Poets don’t typically make for very engaging cinematic protagonists. Even such dramatic lives as those of Allen Ginsburg and Sylvia Plath haven’t resulted in especially gripping movies. But we’ve now had two films about poets—one fictional, one real—open in Portland in the last couple of weeks, and each has its distinct charms.
Jim Jarmusch’s “Paterson” stars Adam Driver as a bus driver who finds inspiration in the quotidian details of his daily life. It’s a testimony to the poet as ordinary guy, and we reviewed it here. Pablo Larrain’s “Neruda,” on the other hand, takes as its subject one of the most larger-than-life figures in 20th century literature, which allows it to be as much about Pablo Neruda’s political and hedonistic exploits as his aesthetic ones.
The film takes place in the late 1940s, when Neruda was already a well-known poet as well as a Chilean diplomat and Senator. He was also a member of the Communist Party, and in fact a fairly hardcore Stalinist. After Chile’s President, Gabriel González Videla, violently repressed a miner’s strike, Neruda castigated him in a speech on the Senate floor. González Videla subsequently banned the Communist Party and Neruda was threatened with arrest.
The notion of a country’s leading public intellectual going underground to avoid becoming a political prisoner is inherently fascinating these days. You probably have to go back to the 1960s for the closest American analog—Angela Davis or Timothy Leary, maybe. Anyhow, Larrain’s movie follows Neruda, played by Luis Gnecco in a convincing, charismatic impersonation, as he shuttle from one safe house to another, finding time the odd bacchanal now and again while eluding the pursuit of his own Javert, a fictional police inspector played by Gael Garcia Bernal.

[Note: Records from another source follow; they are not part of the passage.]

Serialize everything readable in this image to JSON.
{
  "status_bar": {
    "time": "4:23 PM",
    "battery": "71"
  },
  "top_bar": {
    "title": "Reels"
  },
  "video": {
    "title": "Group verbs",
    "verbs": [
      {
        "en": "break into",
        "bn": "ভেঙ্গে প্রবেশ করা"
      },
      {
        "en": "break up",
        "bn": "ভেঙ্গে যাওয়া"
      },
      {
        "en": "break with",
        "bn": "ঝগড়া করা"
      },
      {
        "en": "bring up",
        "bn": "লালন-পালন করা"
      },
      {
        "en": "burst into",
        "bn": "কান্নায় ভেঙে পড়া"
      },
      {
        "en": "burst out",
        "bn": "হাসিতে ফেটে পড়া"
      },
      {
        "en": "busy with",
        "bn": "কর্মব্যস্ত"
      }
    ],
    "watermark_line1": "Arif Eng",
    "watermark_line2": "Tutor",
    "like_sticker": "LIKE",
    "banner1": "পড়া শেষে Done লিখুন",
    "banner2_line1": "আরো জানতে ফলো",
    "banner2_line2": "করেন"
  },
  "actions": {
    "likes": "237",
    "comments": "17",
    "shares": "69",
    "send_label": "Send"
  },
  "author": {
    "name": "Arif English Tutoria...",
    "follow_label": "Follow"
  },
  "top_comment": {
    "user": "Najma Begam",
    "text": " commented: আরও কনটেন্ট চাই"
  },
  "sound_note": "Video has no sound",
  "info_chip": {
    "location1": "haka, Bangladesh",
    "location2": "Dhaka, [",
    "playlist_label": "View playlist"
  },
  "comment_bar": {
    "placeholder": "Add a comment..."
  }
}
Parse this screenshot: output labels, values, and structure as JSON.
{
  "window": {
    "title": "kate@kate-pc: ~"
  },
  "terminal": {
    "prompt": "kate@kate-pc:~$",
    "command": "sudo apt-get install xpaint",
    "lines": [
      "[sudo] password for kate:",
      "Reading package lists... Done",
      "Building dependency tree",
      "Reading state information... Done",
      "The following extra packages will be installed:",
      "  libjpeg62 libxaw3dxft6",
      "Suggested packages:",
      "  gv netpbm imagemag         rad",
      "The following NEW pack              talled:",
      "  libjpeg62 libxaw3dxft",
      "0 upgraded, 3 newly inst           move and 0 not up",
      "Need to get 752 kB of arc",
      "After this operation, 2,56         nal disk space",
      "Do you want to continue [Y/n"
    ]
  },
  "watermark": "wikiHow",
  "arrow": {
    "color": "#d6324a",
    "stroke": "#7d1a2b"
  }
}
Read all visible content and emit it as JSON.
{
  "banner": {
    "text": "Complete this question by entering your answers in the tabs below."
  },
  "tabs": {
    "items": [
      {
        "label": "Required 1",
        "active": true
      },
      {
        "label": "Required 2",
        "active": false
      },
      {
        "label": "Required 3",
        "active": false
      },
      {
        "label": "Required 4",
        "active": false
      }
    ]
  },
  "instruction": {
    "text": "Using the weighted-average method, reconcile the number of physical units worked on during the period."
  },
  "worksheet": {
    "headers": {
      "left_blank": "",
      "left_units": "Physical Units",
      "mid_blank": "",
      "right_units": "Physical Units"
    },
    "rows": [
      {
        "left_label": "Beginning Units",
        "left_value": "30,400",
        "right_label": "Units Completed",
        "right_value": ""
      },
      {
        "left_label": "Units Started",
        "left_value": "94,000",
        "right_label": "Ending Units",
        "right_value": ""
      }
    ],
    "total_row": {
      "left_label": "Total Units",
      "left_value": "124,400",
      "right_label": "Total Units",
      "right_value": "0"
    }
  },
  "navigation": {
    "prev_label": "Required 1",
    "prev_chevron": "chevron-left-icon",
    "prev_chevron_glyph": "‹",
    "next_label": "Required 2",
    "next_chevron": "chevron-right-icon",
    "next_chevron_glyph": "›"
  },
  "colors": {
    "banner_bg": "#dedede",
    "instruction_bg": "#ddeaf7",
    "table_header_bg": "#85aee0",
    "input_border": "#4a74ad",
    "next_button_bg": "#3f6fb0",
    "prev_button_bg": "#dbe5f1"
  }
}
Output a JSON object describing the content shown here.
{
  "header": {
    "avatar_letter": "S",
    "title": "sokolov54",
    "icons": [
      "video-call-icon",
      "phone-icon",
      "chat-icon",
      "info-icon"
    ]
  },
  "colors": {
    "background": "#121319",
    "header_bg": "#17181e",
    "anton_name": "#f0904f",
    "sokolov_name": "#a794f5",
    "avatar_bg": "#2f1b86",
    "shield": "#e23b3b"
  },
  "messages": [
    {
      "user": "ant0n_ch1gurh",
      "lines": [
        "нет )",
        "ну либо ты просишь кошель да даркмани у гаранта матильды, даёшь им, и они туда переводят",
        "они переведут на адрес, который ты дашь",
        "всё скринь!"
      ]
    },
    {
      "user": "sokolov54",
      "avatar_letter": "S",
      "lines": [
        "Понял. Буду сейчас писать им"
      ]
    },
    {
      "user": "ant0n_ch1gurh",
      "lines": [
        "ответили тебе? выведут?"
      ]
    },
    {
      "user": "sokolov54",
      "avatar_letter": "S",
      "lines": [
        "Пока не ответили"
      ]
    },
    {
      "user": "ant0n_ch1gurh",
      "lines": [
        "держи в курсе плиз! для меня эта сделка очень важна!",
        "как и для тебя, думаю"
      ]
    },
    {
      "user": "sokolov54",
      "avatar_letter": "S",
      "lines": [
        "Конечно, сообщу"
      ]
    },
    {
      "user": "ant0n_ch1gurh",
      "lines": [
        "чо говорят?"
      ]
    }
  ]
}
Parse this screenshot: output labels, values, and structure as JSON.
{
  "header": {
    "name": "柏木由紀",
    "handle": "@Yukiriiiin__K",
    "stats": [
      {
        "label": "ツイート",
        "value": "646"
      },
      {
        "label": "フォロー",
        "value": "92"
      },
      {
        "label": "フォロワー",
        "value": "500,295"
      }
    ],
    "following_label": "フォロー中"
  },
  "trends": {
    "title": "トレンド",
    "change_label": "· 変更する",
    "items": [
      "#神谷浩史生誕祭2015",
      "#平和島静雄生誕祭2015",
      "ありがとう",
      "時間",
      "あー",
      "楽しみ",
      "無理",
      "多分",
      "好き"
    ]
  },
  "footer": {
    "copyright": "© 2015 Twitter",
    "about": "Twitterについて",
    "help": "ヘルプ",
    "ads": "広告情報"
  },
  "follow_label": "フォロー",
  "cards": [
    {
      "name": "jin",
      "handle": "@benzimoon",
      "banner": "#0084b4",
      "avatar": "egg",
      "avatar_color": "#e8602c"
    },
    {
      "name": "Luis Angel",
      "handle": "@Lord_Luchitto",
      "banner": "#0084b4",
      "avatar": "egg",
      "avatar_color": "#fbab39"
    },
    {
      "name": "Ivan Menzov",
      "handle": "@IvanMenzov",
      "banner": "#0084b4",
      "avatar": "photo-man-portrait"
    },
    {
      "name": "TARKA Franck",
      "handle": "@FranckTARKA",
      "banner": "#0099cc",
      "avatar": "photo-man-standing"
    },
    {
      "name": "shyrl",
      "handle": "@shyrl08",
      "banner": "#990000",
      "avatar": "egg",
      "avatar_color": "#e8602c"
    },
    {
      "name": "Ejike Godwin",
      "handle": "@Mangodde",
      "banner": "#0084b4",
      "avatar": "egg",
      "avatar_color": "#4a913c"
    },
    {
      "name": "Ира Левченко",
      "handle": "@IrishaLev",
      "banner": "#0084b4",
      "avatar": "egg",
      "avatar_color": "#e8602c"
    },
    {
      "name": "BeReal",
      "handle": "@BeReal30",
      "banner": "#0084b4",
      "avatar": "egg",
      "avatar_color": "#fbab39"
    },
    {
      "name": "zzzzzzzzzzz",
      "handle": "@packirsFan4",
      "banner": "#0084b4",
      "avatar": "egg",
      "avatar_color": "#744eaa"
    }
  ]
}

In addition to bringing some star power to the project, Garcia Bernal also provides a surprisingly sympathetic antagonist. You almost feel sorry for the rule-bound cop, always a step behind the avuncular, lively poet, who pretty much never stops having fun. If they weren’t foes in a life or death, politically motivated game of cat and mouse, they could probably do alright as a Laurel-and-Hardy-esque comedy duo.
This is Larrain’s second film to open in the last six weeks. He’s also responsible for Natalie Portman’s Oscar-nominated (and hopefully -winning) performance in “Jackie,” and this rapid-fire twofer marks the 40-year-old filmmaker as one of international cinema’s great hopes. His previous films tended to focus, as “Neruda” does, on some of the darker aspects of recent Chilean history.
“Tony Manero” (2008) was about a man living the Pinochet era who grows obsessed with the lead character in “Saturday Night Fever.” “Post Mortem” (2010) takes place during the last days of Salvador Allende’s presidency, before Pinochet’s takeover. And the Oscar-nominated “No” (2012) tells the story of the advertising campaign that helped to defeat Pinochet in a 1988 referendum. Even his last film, “The Club” (2015), which focuses on a seaside home for excommunicated priests, is a metaphor for the crimes of the Pinochet regime. It’s no wonder that “Jackie,” his first American film, centers on one of our 20th-century tragedies.
As a film about poetry, then, “Neruda” may not have much to say. But as a film about poets, and their inevitable entanglements with political reality, it is certainly more timely than its creators even intended.
(“Neruda” opens Friday, January 27, at the Regal Fox Tower and the Kiggins Theatre in Vancouver.)